[The data]
**********
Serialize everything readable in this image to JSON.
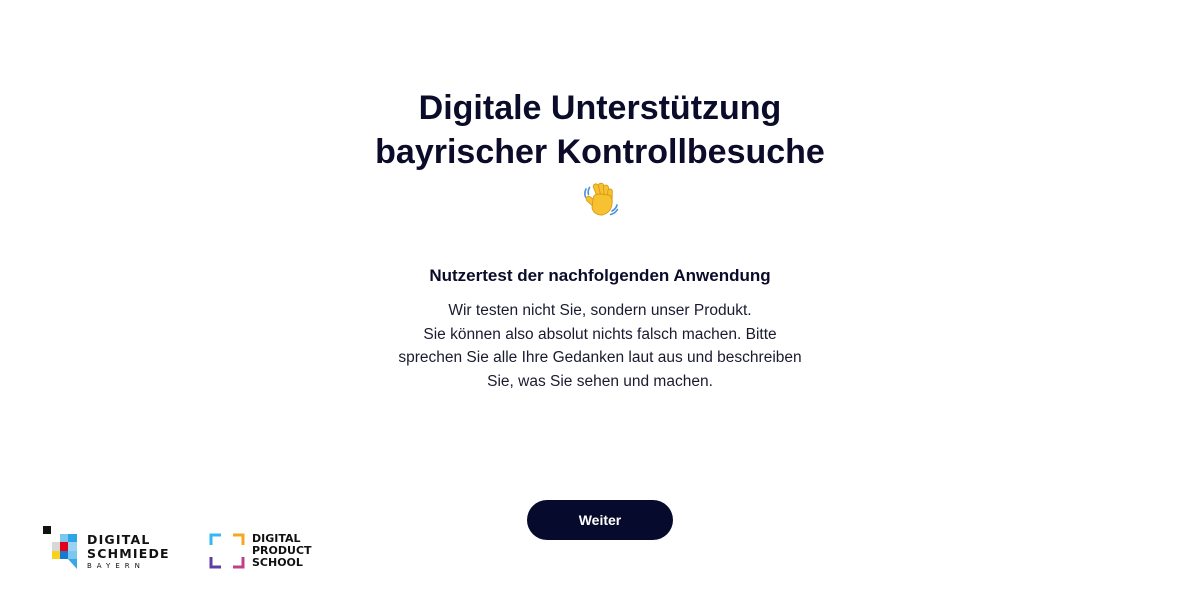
{
  "hero": {
    "title_line1": "Digitale Unterstützung",
    "title_line2": "bayrischer Kontrollbesuche",
    "emoji_icon": "waving-hand-icon"
  },
  "intro": {
    "heading": "Nutzertest der nachfolgenden Anwendung",
    "body_line1": "Wir testen nicht Sie, sondern unser Produkt.",
    "body_line2": "Sie können also absolut nichts falsch machen. Bitte",
    "body_line3": "sprechen Sie alle Ihre Gedanken laut aus und beschreiben",
    "body_line4": "Sie, was Sie sehen und machen."
  },
  "actions": {
    "continue_label": "Weiter"
  },
  "logos": {
    "digital_schmiede": {
      "line1": "DIGITAL",
      "line2": "SCHMIEDE",
      "line3": "BAYERN"
    },
    "digital_product_school": {
      "line1": "DIGITAL",
      "line2": "PRODUCT",
      "line3": "SCHOOL"
    }
  },
  "colors": {
    "text": "#0b0c2a",
    "button_bg": "#060a2c",
    "button_text": "#ffffff",
    "background": "#ffffff"
  }
}
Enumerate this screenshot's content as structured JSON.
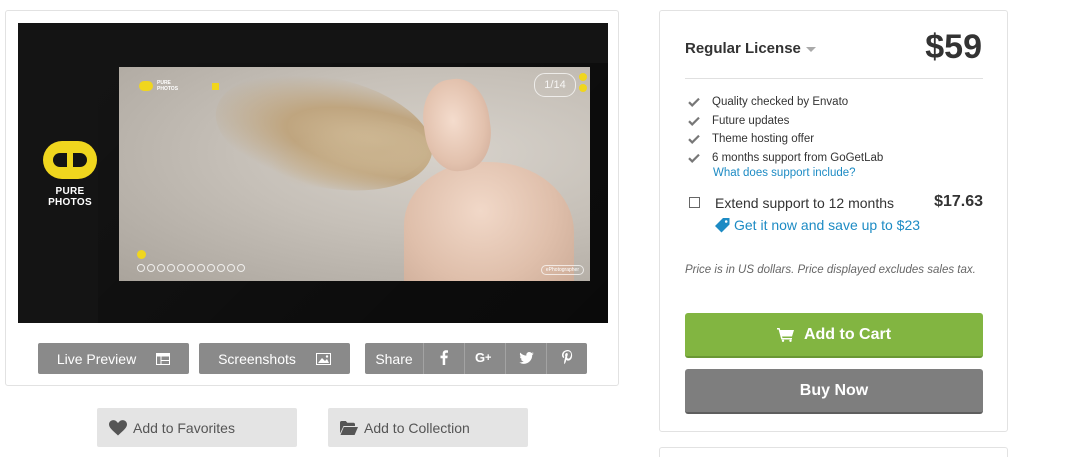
{
  "preview": {
    "brand_line1": "PURE",
    "brand_line2": "PHOTOS",
    "counter": "1/14",
    "credit": "ePhotographer"
  },
  "actions": {
    "live_preview": "Live Preview",
    "screenshots": "Screenshots",
    "share": "Share",
    "share_icons": [
      "facebook-icon",
      "google-plus-icon",
      "twitter-icon",
      "pinterest-icon"
    ],
    "add_to_favorites": "Add to Favorites",
    "add_to_collection": "Add to Collection"
  },
  "license": {
    "title": "Regular License",
    "price": "$59",
    "features": [
      "Quality checked by Envato",
      "Future updates",
      "Theme hosting offer",
      "6 months support from GoGetLab"
    ],
    "support_link": "What does support include?",
    "extend_label": "Extend support to 12 months",
    "extend_price": "$17.63",
    "extend_checked": false,
    "save_link": "Get it now and save up to $23",
    "note": "Price is in US dollars. Price displayed excludes sales tax.",
    "add_to_cart": "Add to Cart",
    "buy_now": "Buy Now"
  },
  "colors": {
    "accent_green": "#82b541",
    "link_blue": "#1d8bc4",
    "button_gray": "#8a8a8a",
    "brand_yellow": "#f0d61e"
  }
}
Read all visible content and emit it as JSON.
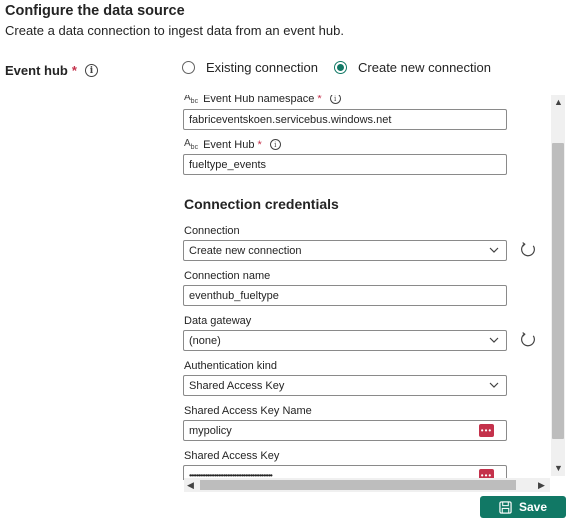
{
  "header": {
    "title": "Configure the data source",
    "subtitle": "Create a data connection to ingest data from an event hub."
  },
  "event_hub": {
    "label": "Event hub",
    "required": "*",
    "info": "i",
    "options": [
      {
        "label": "Existing connection",
        "selected": false
      },
      {
        "label": "Create new connection",
        "selected": true
      }
    ]
  },
  "form": {
    "namespace": {
      "label": "Event Hub namespace",
      "required": "*",
      "info": "i",
      "value": "fabriceventskoen.servicebus.windows.net"
    },
    "event_hub_name": {
      "label": "Event Hub",
      "required": "*",
      "info": "i",
      "value": "fueltype_events"
    },
    "credentials_heading": "Connection credentials",
    "connection": {
      "label": "Connection",
      "value": "Create new connection"
    },
    "connection_name": {
      "label": "Connection name",
      "value": "eventhub_fueltype"
    },
    "data_gateway": {
      "label": "Data gateway",
      "value": "(none)"
    },
    "auth_kind": {
      "label": "Authentication kind",
      "value": "Shared Access Key"
    },
    "sak_name": {
      "label": "Shared Access Key Name",
      "value": "mypolicy"
    },
    "sak": {
      "label": "Shared Access Key",
      "value": "••••••••••••••••••••••••••••••••••••••••••••••"
    },
    "field_icon": "abc-text-icon"
  },
  "footer": {
    "save_label": "Save"
  },
  "colors": {
    "accent": "#117865",
    "required": "#c4314b",
    "password_icon": "#c4314b"
  }
}
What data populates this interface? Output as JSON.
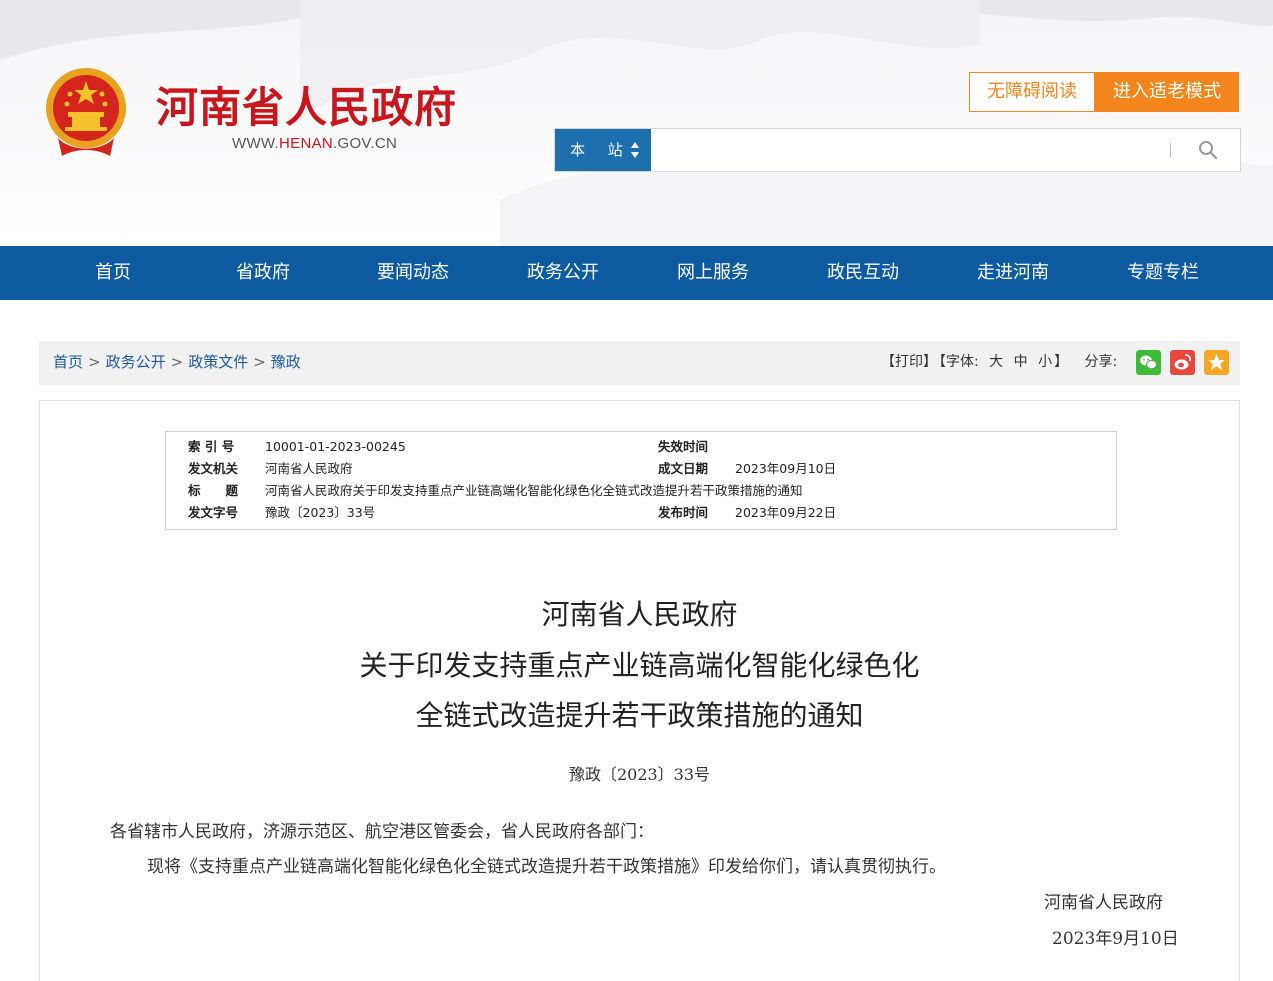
{
  "header": {
    "site_title": "河南省人民政府",
    "url_prefix": "WWW.",
    "url_domain": "HENAN",
    "url_suffix": ".GOV.CN",
    "accessibility_label": "无障碍阅读",
    "elder_mode_label": "进入适老模式",
    "search_scope": "本 站",
    "search_placeholder": ""
  },
  "nav": {
    "items": [
      "首页",
      "省政府",
      "要闻动态",
      "政务公开",
      "网上服务",
      "政民互动",
      "走进河南",
      "专题专栏"
    ]
  },
  "breadcrumb": {
    "items": [
      "首页",
      "政务公开",
      "政策文件",
      "豫政"
    ],
    "separator": ">"
  },
  "tools": {
    "print": "【打印】",
    "font_label": "【字体:",
    "font_large": "大",
    "font_medium": "中",
    "font_small": "小",
    "font_close": "】",
    "share_label": "分享:",
    "share_icons": [
      "wechat-icon",
      "weibo-icon",
      "favorite-star-icon"
    ]
  },
  "meta": {
    "index_no_label": "索 引 号",
    "index_no": "10001-01-2023-00245",
    "expire_label": "失效时间",
    "expire": "",
    "issuer_label": "发文机关",
    "issuer": "河南省人民政府",
    "made_date_label": "成文日期",
    "made_date": "2023年09月10日",
    "title_label": "标　　题",
    "title": "河南省人民政府关于印发支持重点产业链高端化智能化绿色化全链式改造提升若干政策措施的通知",
    "doc_no_label": "发文字号",
    "doc_no": "豫政〔2023〕33号",
    "publish_date_label": "发布时间",
    "publish_date": "2023年09月22日"
  },
  "document": {
    "title_line1": "河南省人民政府",
    "title_line2": "关于印发支持重点产业链高端化智能化绿色化",
    "title_line3": "全链式改造提升若干政策措施的通知",
    "doc_no": "豫政〔2023〕33号",
    "addressee": "各省辖市人民政府，济源示范区、航空港区管委会，省人民政府各部门：",
    "body": "现将《支持重点产业链高端化智能化绿色化全链式改造提升若干政策措施》印发给你们，请认真贯彻执行。",
    "signature": "河南省人民政府",
    "date": "2023年9月10日"
  },
  "colors": {
    "brand_red": "#c8161d",
    "nav_blue": "#0d5aa1",
    "accent_orange": "#f2861c",
    "search_blue": "#1d6fae"
  }
}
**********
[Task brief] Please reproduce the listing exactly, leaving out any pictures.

[Your solution]
Serialize everything readable in this image to JSON.
{
  "hero": {
    "title_line1": "Digitale Unterstützung",
    "title_line2": "bayrischer Kontrollbesuche",
    "emoji_icon": "waving-hand-icon"
  },
  "intro": {
    "heading": "Nutzertest der nachfolgenden Anwendung",
    "body_line1": "Wir testen nicht Sie, sondern unser Produkt.",
    "body_line2": "Sie können also absolut nichts falsch machen. Bitte",
    "body_line3": "sprechen Sie alle Ihre Gedanken laut aus und beschreiben",
    "body_line4": "Sie, was Sie sehen und machen."
  },
  "actions": {
    "continue_label": "Weiter"
  },
  "logos": {
    "digital_schmiede": {
      "line1": "DIGITAL",
      "line2": "SCHMIEDE",
      "line3": "BAYERN"
    },
    "digital_product_school": {
      "line1": "DIGITAL",
      "line2": "PRODUCT",
      "line3": "SCHOOL"
    }
  },
  "colors": {
    "text": "#0b0c2a",
    "button_bg": "#060a2c",
    "button_text": "#ffffff",
    "background": "#ffffff"
  }
}
Enumerate this screenshot's content as structured JSON.
{
  "preview": {
    "brand_line1": "PURE",
    "brand_line2": "PHOTOS",
    "counter": "1/14",
    "credit": "ePhotographer"
  },
  "actions": {
    "live_preview": "Live Preview",
    "screenshots": "Screenshots",
    "share": "Share",
    "share_icons": [
      "facebook-icon",
      "google-plus-icon",
      "twitter-icon",
      "pinterest-icon"
    ],
    "add_to_favorites": "Add to Favorites",
    "add_to_collection": "Add to Collection"
  },
  "license": {
    "title": "Regular License",
    "price": "$59",
    "features": [
      "Quality checked by Envato",
      "Future updates",
      "Theme hosting offer",
      "6 months support from GoGetLab"
    ],
    "support_link": "What does support include?",
    "extend_label": "Extend support to 12 months",
    "extend_price": "$17.63",
    "extend_checked": false,
    "save_link": "Get it now and save up to $23",
    "note": "Price is in US dollars. Price displayed excludes sales tax.",
    "add_to_cart": "Add to Cart",
    "buy_now": "Buy Now"
  },
  "colors": {
    "accent_green": "#82b541",
    "link_blue": "#1d8bc4",
    "button_gray": "#8a8a8a",
    "brand_yellow": "#f0d61e"
  }
}
Read all visible content and emit it as JSON.
{
  "header": {
    "title": "Configure the data source",
    "subtitle": "Create a data connection to ingest data from an event hub."
  },
  "event_hub": {
    "label": "Event hub",
    "required": "*",
    "info": "i",
    "options": [
      {
        "label": "Existing connection",
        "selected": false
      },
      {
        "label": "Create new connection",
        "selected": true
      }
    ]
  },
  "form": {
    "namespace": {
      "label": "Event Hub namespace",
      "required": "*",
      "info": "i",
      "value": "fabriceventskoen.servicebus.windows.net"
    },
    "event_hub_name": {
      "label": "Event Hub",
      "required": "*",
      "info": "i",
      "value": "fueltype_events"
    },
    "credentials_heading": "Connection credentials",
    "connection": {
      "label": "Connection",
      "value": "Create new connection"
    },
    "connection_name": {
      "label": "Connection name",
      "value": "eventhub_fueltype"
    },
    "data_gateway": {
      "label": "Data gateway",
      "value": "(none)"
    },
    "auth_kind": {
      "label": "Authentication kind",
      "value": "Shared Access Key"
    },
    "sak_name": {
      "label": "Shared Access Key Name",
      "value": "mypolicy"
    },
    "sak": {
      "label": "Shared Access Key",
      "value": "••••••••••••••••••••••••••••••••••••••••••••••"
    },
    "field_icon": "abc-text-icon"
  },
  "footer": {
    "save_label": "Save"
  },
  "colors": {
    "accent": "#117865",
    "required": "#c4314b",
    "password_icon": "#c4314b"
  }
}
What data populates this interface? Output as JSON.
{
  "header": {
    "site_title": "河南省人民政府",
    "url_prefix": "WWW.",
    "url_domain": "HENAN",
    "url_suffix": ".GOV.CN",
    "accessibility_label": "无障碍阅读",
    "elder_mode_label": "进入适老模式",
    "search_scope": "本 站",
    "search_placeholder": ""
  },
  "nav": {
    "items": [
      "首页",
      "省政府",
      "要闻动态",
      "政务公开",
      "网上服务",
      "政民互动",
      "走进河南",
      "专题专栏"
    ]
  },
  "breadcrumb": {
    "items": [
      "首页",
      "政务公开",
      "政策文件",
      "豫政"
    ],
    "separator": ">"
  },
  "tools": {
    "print": "【打印】",
    "font_label": "【字体:",
    "font_large": "大",
    "font_medium": "中",
    "font_small": "小",
    "font_close": "】",
    "share_label": "分享:",
    "share_icons": [
      "wechat-icon",
      "weibo-icon",
      "favorite-star-icon"
    ]
  },
  "meta": {
    "index_no_label": "索 引 号",
    "index_no": "10001-01-2023-00245",
    "expire_label": "失效时间",
    "expire": "",
    "issuer_label": "发文机关",
    "issuer": "河南省人民政府",
    "made_date_label": "成文日期",
    "made_date": "2023年09月10日",
    "title_label": "标　　题",
    "title": "河南省人民政府关于印发支持重点产业链高端化智能化绿色化全链式改造提升若干政策措施的通知",
    "doc_no_label": "发文字号",
    "doc_no": "豫政〔2023〕33号",
    "publish_date_label": "发布时间",
    "publish_date": "2023年09月22日"
  },
  "document": {
    "title_line1": "河南省人民政府",
    "title_line2": "关于印发支持重点产业链高端化智能化绿色化",
    "title_line3": "全链式改造提升若干政策措施的通知",
    "doc_no": "豫政〔2023〕33号",
    "addressee": "各省辖市人民政府，济源示范区、航空港区管委会，省人民政府各部门：",
    "body": "现将《支持重点产业链高端化智能化绿色化全链式改造提升若干政策措施》印发给你们，请认真贯彻执行。",
    "signature": "河南省人民政府",
    "date": "2023年9月10日"
  },
  "colors": {
    "brand_red": "#c8161d",
    "nav_blue": "#0d5aa1",
    "accent_orange": "#f2861c",
    "search_blue": "#1d6fae"
  }
}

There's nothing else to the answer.